In DLA Piper’s case of the week, the Employment Appeal Tribunal (EAT) considered the case of an employee who was dismissed after testing positive for cannabis.
Kuehne & Nagel Limited v Cosgrove EAT/0165/13
Ms Cosgrove was employed as a warehouse operative with 15 years’ unblemished service. In 2011, she was asked to submit to a drug test following an anonymous tip-off. She agreed to take the test, and signed a document confirming her awareness of the consequences if she tested positive for illegal substances.
The test was positive for cannabis and Ms Cosgrove was suspended. The sample was independently verified as positive by a laboratory. The company’s substance abuse policy stated that a positive test for illegal substances would be classified as gross misconduct. Ms Cosgrove was invited to a disciplinary hearing and dismissed. However, the company’s disciplinary policy simply provided that intoxication, or reasonable suspicion of intoxication, in the workplace could amount to gross misconduct. It had not been established that Ms Cosgrove had ever been under the influence at work – she had only admitted consumption of cannabis the previous weekend.
Employment tribunal decision
Ms Cosgrove successfully claimed unfair dismissal. Seeing as she had been summarily dismissed on the basis of a test sample that was not capable of showing that she was actually intoxicated at work, the employment tribunal held that there had been an inadequate investigation into the circumstances of the alleged gross misconduct. The employment tribunal distinguished between testing positive due to residual traces of substances present in an employee’s system and actually being intoxicated at work, and drew an analogy between using cannabis and having a “pint or two of ale on a Saturday evening”. Ms Cosgrove was awarded £7,865 in compensation.
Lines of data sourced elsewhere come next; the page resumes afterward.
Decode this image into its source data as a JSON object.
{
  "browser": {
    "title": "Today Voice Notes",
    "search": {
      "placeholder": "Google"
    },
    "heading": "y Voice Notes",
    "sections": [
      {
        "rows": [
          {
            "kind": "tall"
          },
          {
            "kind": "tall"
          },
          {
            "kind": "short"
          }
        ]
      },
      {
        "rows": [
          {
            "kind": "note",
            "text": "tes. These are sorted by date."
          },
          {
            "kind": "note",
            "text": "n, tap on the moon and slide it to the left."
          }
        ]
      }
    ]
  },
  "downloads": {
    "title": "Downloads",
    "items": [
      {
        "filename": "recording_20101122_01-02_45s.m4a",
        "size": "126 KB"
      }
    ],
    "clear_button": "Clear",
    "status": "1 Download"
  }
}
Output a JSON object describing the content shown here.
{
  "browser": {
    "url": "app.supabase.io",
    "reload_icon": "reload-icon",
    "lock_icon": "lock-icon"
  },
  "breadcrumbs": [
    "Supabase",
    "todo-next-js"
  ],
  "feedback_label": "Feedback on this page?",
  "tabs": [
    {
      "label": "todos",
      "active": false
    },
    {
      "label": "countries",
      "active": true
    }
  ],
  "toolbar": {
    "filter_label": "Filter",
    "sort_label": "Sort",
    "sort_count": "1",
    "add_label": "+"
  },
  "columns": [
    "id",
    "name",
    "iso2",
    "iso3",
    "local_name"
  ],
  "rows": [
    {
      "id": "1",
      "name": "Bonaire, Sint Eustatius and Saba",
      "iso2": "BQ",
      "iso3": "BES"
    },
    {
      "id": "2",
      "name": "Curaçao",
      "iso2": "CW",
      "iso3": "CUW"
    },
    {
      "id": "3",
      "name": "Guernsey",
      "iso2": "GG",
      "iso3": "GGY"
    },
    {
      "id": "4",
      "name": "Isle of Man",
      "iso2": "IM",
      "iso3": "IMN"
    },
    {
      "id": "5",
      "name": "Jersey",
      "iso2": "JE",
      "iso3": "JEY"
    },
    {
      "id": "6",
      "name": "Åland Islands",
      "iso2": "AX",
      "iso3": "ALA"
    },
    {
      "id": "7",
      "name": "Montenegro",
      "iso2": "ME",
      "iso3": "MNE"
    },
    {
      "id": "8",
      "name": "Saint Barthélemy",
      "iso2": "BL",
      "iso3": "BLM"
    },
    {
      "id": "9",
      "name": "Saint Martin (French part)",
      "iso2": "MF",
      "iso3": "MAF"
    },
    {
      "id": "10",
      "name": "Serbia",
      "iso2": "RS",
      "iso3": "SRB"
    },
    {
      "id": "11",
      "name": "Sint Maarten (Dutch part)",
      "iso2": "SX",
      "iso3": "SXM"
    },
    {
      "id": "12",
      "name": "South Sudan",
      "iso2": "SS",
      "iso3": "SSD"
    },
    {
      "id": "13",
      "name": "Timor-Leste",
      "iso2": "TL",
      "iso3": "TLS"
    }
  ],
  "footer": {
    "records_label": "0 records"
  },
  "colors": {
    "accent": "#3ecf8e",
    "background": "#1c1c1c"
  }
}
The company appealed the decision on the grounds that the employment tribunal had: effectively substituted its own view for those of the employer; failed to take account of key considerations such as operational safety and the employer’s zero-tolerance approach to drugs; and failed to make a finding of contributory fault on the part of Ms Cosgrove.
XpertHR guidance on drug testing
Drug testing: unfair dismissal of worker who tested positive for cannabis use A full report of the employment tribunal decision in Cosgrove v Kuehne and Nagel Ltd ET/1200413/2012 that the employee was unfairly dismissed, now overturned by the EAT.
How to carry out drug and alcohol testing of employees Practical guidance on implementing drug and alcohol testing of employees.
Alcohol and drug testing policy Use this model policy to set out your organisation’s rules on alcohol and drug testing.
Upholding the appeal, the Employment Appeal Tribunal (EAT) found that the employment tribunal had failed to apply the correct legal test to a claim of unfair dismissal. In particular, the EAT applied the established legal principles of a fair dismissal and held that the test of an employer’s reasonable belief does not require the belief to be reasonable – it only requires that the employer demonstrate that it had that the belief in mind when it made the decision to dismiss. The EAT also held that the test of fairness requires only that the employer demonstrate that it had reasonable grounds for that belief.
In the view of the EAT, both these tests were satisfied. The EAT afforded considerable weight to the facts that the company operated a zero-tolerance policy to drugs and operated in a safety-critical environment with heavy machinery. The company’s substance misuse policy was clear that a positive test could amount to gross misconduct. The EAT held that intoxication through cannabis use cannot be tested in the same way as intoxication through alcohol use and, since the tests were not capable of showing whether or not an individual was under the influence of cannabis at a particular time, there were no further investigations that the company could reasonably have been expected to undertake.
This decision is positive news for organisations that operate zero-tolerance policies in relation to substance misuse. The EAT was consistent in its application of recognised principles of unfair dismissal law in that it was reasonable for Ms Cosgrove’s employer to apply its substance misuse policy and dismiss for gross misconduct, and the EAT confirmed that employers operating in safety-critical environments should be afforded considerable latitude in their implementation of policy.
The main lesson to be learned from this case for employers is the importance of clarity in substance misuse policies, and their supporting policies, including specifying the basis of selection for testing (ie random or on reasonable suspicion) and transparency in the testing process.